DATASET RECORDS =>
-- Opening Marker --

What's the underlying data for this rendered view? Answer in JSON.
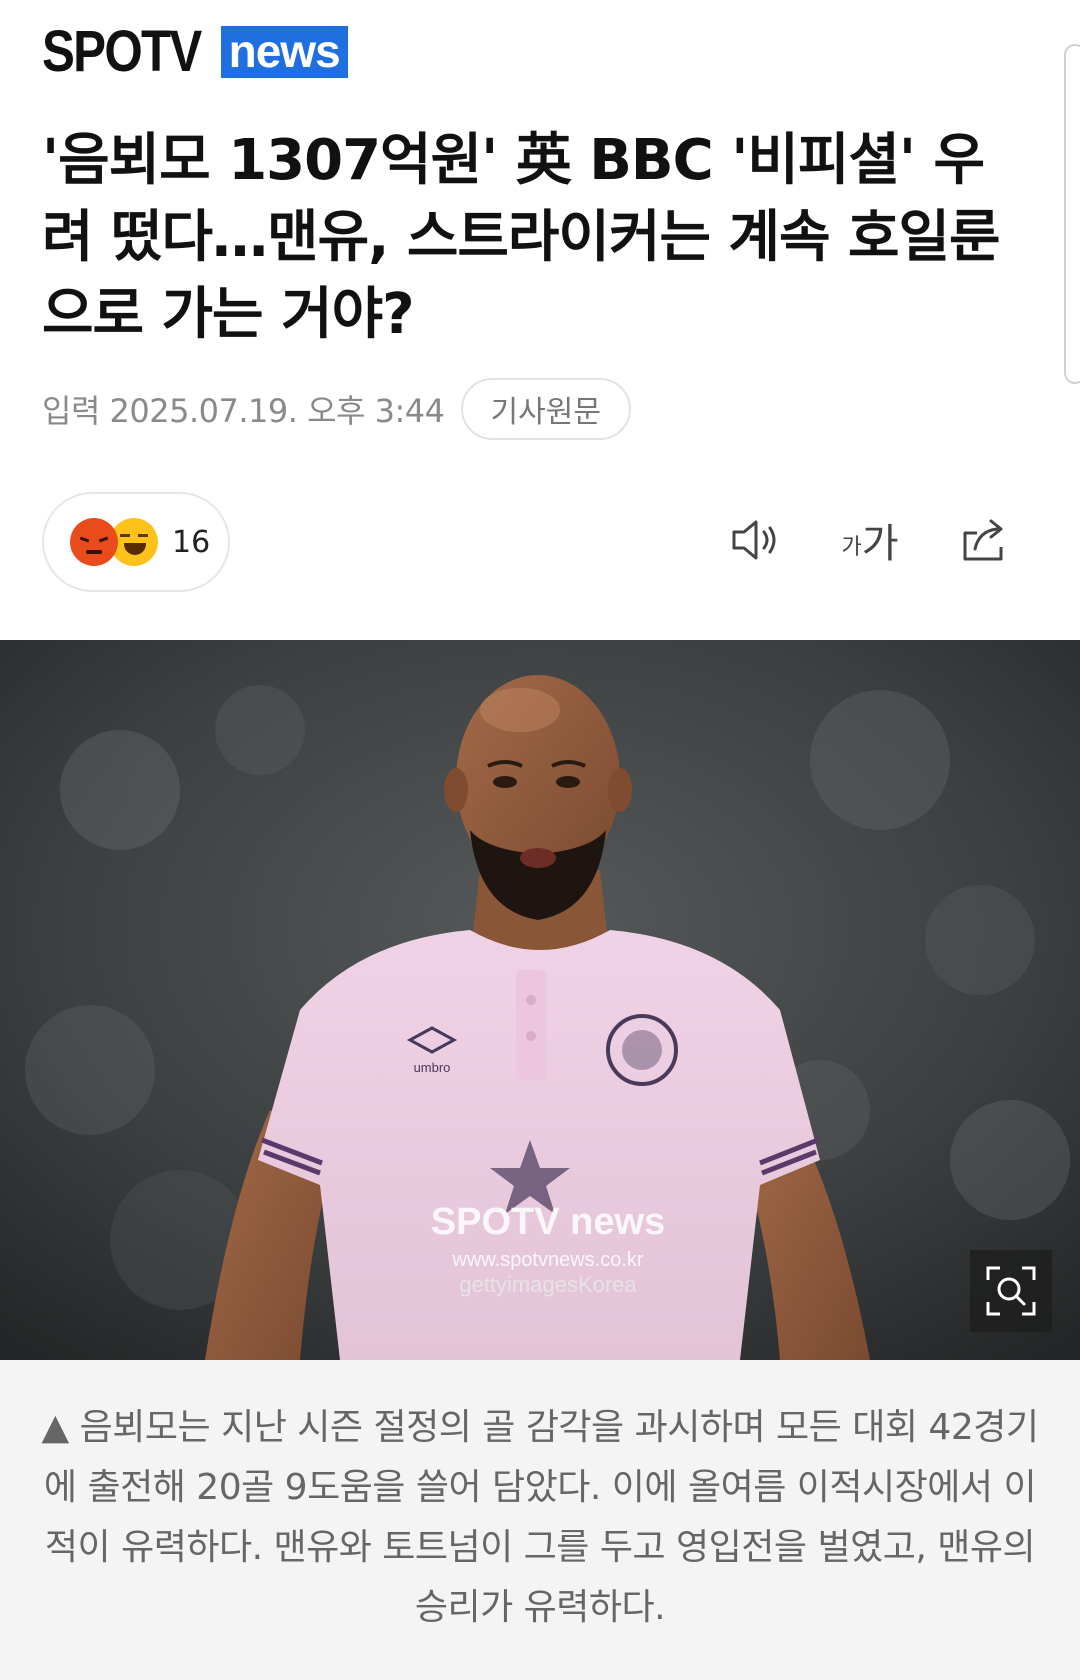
{
  "brand": {
    "name_part1": "SPOTV",
    "name_part2": "news"
  },
  "article": {
    "title": "'음뵈모 1307억원' 英 BBC '비피셜' 우려 떴다…맨유, 스트라이커는 계속 호일룬으로 가는 거야?",
    "date": "입력 2025.07.19. 오후 3:44",
    "original_link_label": "기사원문"
  },
  "reactions": {
    "count": "16",
    "emojis": [
      "angry-face-icon",
      "laughing-face-icon"
    ]
  },
  "toolbar": {
    "sound": "speaker-icon",
    "font_small": "가",
    "font_large": "가",
    "share": "share-icon"
  },
  "photo": {
    "watermark_line1": "SPOTV news",
    "watermark_line2": "www.spotvnews.co.kr",
    "watermark_line3": "gettyimagesKorea",
    "jersey_brand": "umbro",
    "zoom_icon": "zoom-icon"
  },
  "caption": {
    "text": "▲ 음뵈모는 지난 시즌 절정의 골 감각을 과시하며 모든 대회 42경기에 출전해 20골 9도움을 쓸어 담았다. 이에 올여름 이적시장에서 이적이 유력하다. 맨유와 토트넘이 그를 두고 영입전을 벌였고, 맨유의 승리가 유력하다."
  },
  "colors": {
    "brand_blue": "#1f6fe0",
    "meta_gray": "#8a8a8a",
    "caption_bg": "#f4f4f4"
  }
}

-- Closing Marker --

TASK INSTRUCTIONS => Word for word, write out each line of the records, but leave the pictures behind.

EXPECTED ANSWER =>
What's the underlying data for this rendered view? Answer in JSON.
{
  "brand": {
    "name_part1": "SPOTV",
    "name_part2": "news"
  },
  "article": {
    "title": "'음뵈모 1307억원' 英 BBC '비피셜' 우려 떴다…맨유, 스트라이커는 계속 호일룬으로 가는 거야?",
    "date": "입력 2025.07.19. 오후 3:44",
    "original_link_label": "기사원문"
  },
  "reactions": {
    "count": "16",
    "emojis": [
      "angry-face-icon",
      "laughing-face-icon"
    ]
  },
  "toolbar": {
    "sound": "speaker-icon",
    "font_small": "가",
    "font_large": "가",
    "share": "share-icon"
  },
  "photo": {
    "watermark_line1": "SPOTV news",
    "watermark_line2": "www.spotvnews.co.kr",
    "watermark_line3": "gettyimagesKorea",
    "jersey_brand": "umbro",
    "zoom_icon": "zoom-icon"
  },
  "caption": {
    "text": "▲ 음뵈모는 지난 시즌 절정의 골 감각을 과시하며 모든 대회 42경기에 출전해 20골 9도움을 쓸어 담았다. 이에 올여름 이적시장에서 이적이 유력하다. 맨유와 토트넘이 그를 두고 영입전을 벌였고, 맨유의 승리가 유력하다."
  },
  "colors": {
    "brand_blue": "#1f6fe0",
    "meta_gray": "#8a8a8a",
    "caption_bg": "#f4f4f4"
  }
}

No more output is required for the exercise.